▸ What is needed
All that is needed is the number of lines in the records that contain the word "JSON", stated without anything else.
Records shown START
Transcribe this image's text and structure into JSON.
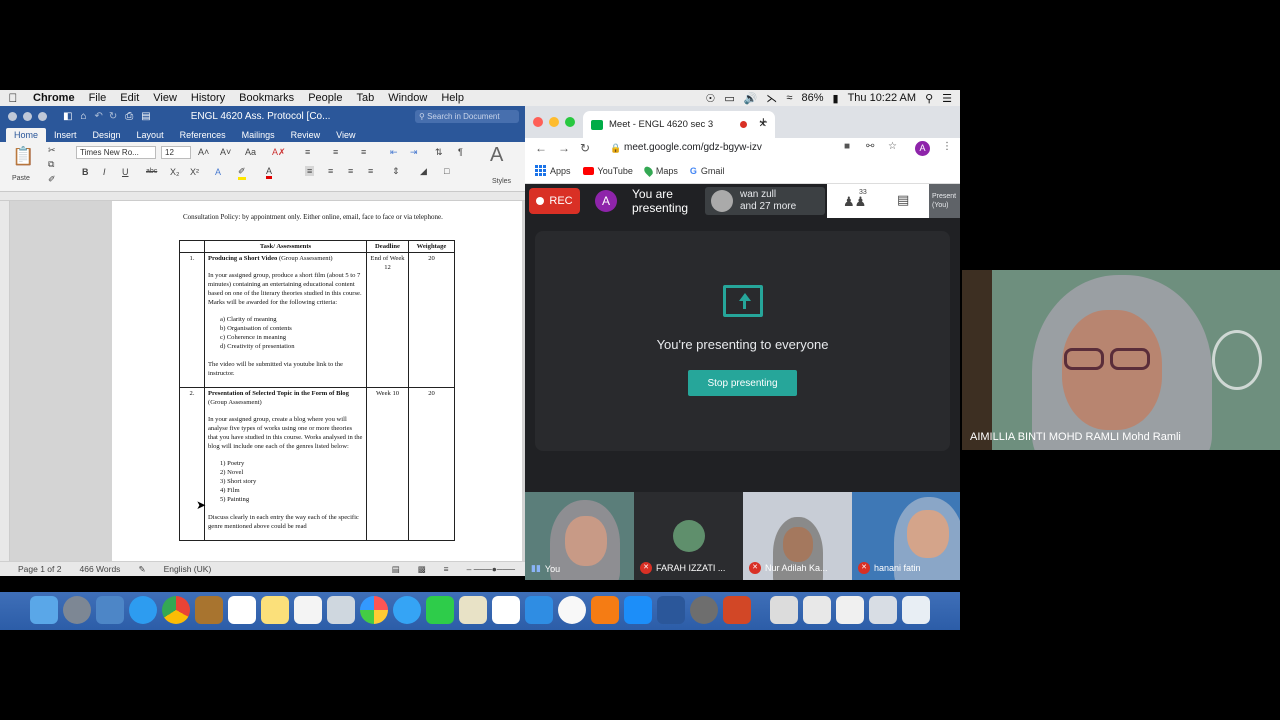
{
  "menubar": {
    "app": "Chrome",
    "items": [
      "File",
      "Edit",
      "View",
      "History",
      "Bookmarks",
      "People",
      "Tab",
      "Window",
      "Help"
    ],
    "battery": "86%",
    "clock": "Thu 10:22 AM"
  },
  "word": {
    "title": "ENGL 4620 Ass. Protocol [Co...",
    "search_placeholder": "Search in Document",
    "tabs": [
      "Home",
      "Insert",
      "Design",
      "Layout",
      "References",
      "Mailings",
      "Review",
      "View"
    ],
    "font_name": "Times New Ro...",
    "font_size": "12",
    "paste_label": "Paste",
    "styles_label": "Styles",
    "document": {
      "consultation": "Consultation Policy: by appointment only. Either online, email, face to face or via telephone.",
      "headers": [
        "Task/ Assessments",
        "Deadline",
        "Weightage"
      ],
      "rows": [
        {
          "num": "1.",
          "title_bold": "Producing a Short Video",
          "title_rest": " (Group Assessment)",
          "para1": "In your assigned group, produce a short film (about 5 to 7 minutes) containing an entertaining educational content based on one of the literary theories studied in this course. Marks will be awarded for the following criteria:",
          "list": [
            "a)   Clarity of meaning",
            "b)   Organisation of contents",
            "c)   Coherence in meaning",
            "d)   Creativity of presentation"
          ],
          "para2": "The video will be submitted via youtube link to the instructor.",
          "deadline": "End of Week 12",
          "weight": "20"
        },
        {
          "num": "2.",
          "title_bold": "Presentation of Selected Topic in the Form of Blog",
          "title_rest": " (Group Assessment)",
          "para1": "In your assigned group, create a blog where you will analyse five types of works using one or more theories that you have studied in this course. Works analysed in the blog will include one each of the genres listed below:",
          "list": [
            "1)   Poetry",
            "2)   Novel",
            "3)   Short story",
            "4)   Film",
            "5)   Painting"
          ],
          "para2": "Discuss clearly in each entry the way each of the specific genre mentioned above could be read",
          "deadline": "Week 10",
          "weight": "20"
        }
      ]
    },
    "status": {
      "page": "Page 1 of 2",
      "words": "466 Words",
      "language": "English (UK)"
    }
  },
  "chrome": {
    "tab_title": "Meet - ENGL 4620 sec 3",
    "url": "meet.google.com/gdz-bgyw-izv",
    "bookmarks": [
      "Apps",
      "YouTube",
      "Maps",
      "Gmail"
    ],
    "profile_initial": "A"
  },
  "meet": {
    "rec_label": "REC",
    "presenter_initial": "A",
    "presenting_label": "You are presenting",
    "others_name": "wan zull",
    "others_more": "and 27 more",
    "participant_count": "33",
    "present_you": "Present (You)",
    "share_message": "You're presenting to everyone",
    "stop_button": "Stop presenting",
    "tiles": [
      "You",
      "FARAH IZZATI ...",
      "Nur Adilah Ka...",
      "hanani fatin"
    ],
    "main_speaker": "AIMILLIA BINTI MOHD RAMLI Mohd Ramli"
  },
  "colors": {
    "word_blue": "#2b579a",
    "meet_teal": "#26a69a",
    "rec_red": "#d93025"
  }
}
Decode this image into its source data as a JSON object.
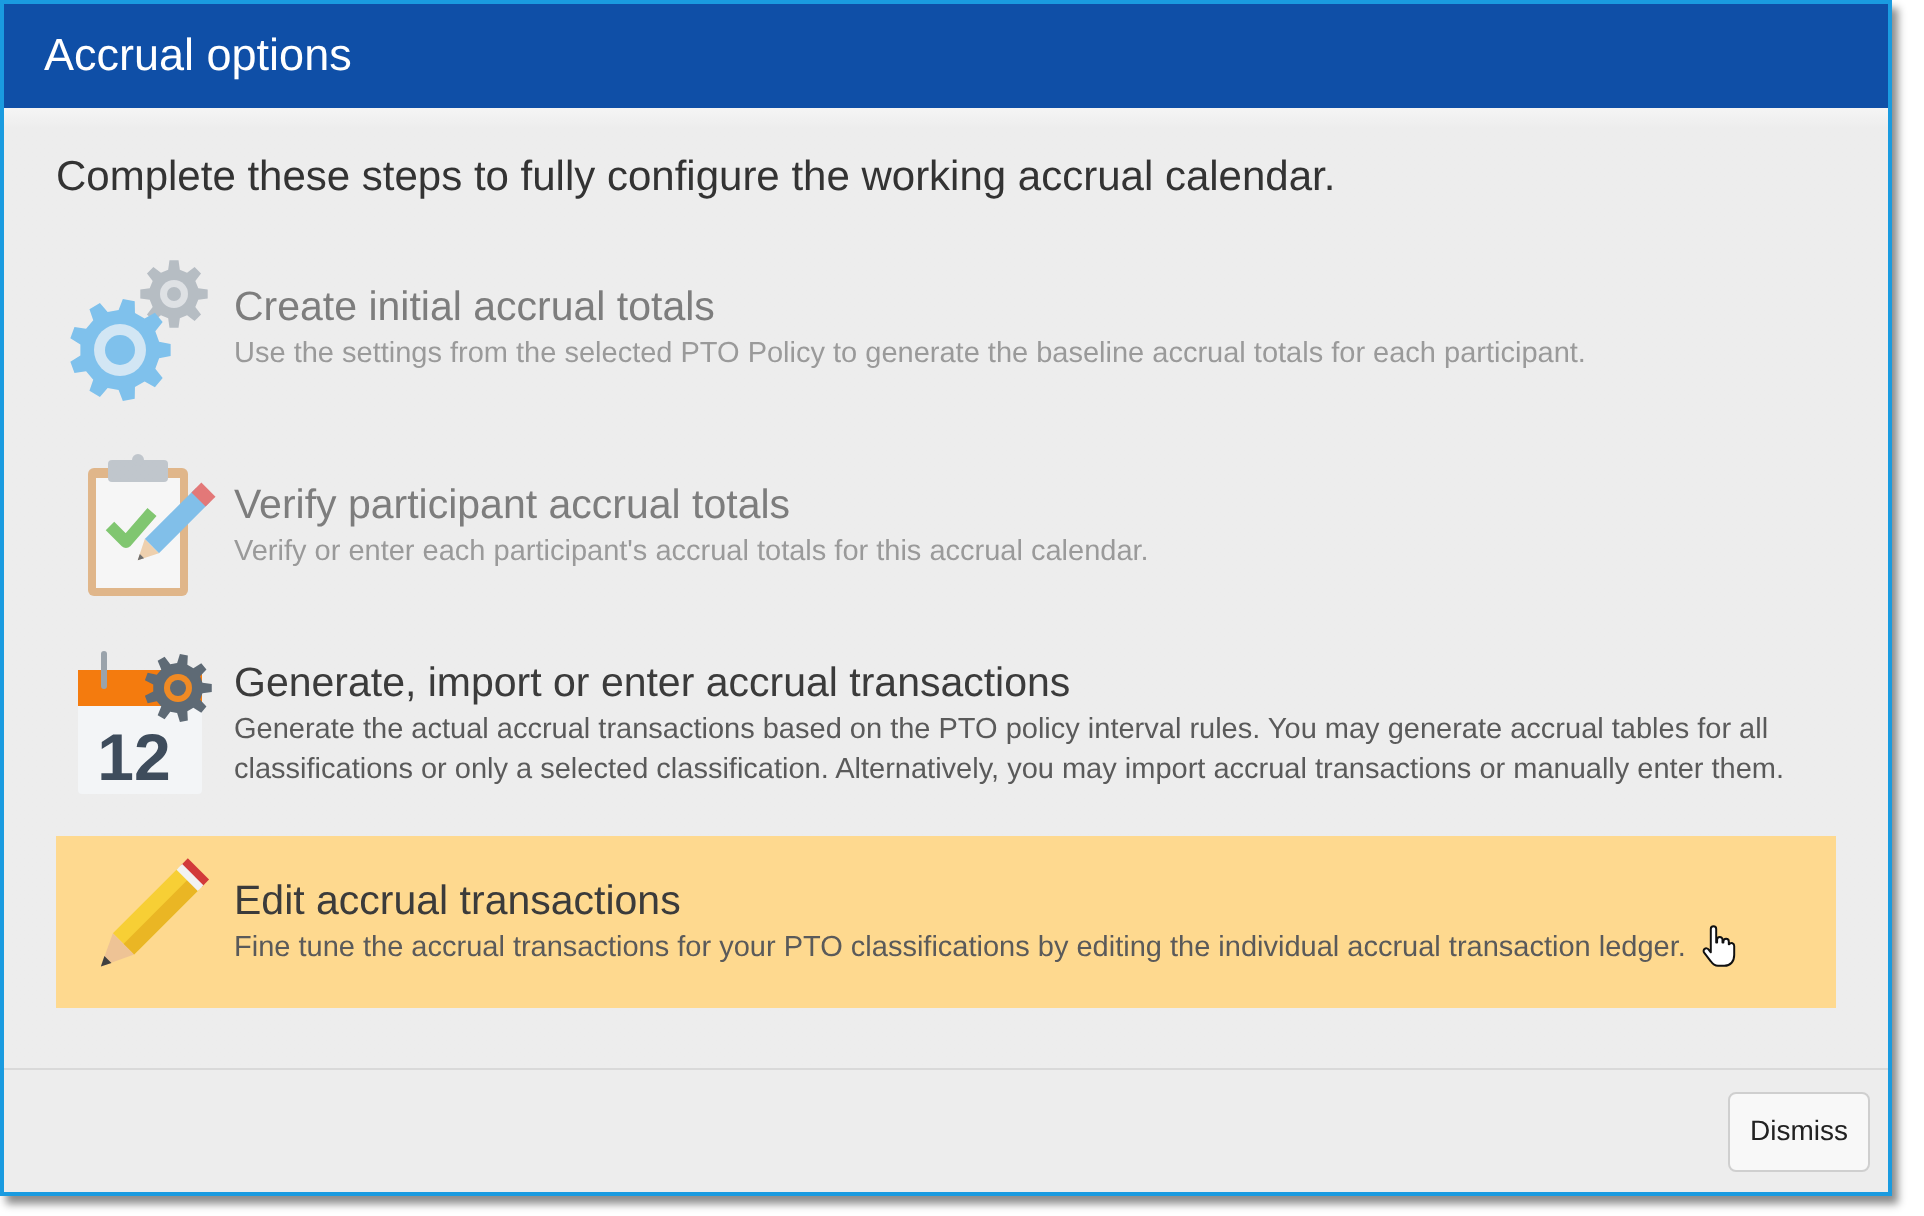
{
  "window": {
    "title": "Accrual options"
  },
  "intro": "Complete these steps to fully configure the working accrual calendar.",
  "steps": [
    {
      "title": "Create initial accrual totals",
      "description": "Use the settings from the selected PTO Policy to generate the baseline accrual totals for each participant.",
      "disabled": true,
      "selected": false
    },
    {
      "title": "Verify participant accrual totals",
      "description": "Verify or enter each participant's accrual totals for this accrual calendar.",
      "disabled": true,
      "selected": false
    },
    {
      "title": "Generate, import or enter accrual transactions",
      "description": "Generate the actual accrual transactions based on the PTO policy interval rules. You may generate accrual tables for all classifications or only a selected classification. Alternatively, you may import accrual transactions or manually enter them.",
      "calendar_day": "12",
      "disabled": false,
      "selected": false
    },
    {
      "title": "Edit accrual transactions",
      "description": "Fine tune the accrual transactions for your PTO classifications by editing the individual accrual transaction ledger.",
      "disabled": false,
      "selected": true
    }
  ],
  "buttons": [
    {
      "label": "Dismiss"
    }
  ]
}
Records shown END
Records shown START
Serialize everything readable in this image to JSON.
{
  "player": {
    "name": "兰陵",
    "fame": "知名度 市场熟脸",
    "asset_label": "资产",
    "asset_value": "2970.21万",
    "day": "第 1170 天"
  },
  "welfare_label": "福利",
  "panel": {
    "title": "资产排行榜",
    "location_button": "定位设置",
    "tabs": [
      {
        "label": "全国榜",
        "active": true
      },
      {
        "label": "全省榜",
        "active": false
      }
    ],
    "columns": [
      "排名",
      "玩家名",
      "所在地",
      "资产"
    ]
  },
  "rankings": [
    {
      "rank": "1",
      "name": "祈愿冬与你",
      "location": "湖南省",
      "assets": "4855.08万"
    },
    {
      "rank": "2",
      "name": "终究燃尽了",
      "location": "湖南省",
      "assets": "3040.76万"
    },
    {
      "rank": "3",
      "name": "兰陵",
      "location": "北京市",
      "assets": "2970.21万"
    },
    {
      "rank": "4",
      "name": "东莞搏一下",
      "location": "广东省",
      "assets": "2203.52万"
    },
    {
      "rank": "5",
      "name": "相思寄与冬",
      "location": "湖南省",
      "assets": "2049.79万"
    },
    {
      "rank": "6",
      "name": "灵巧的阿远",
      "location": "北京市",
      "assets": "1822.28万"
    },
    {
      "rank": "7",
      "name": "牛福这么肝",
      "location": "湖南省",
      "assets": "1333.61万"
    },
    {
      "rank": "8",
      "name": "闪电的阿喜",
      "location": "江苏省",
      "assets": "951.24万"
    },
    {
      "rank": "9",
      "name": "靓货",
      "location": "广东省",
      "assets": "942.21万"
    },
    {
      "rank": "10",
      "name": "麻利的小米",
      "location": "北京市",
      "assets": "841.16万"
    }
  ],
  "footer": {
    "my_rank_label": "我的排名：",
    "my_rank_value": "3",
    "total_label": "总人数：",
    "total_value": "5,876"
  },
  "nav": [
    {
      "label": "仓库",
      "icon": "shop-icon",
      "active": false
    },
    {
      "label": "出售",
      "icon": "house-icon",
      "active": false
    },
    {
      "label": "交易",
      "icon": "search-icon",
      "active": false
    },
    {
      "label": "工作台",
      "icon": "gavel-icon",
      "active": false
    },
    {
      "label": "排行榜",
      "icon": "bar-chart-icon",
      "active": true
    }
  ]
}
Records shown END
▸ Written solution
3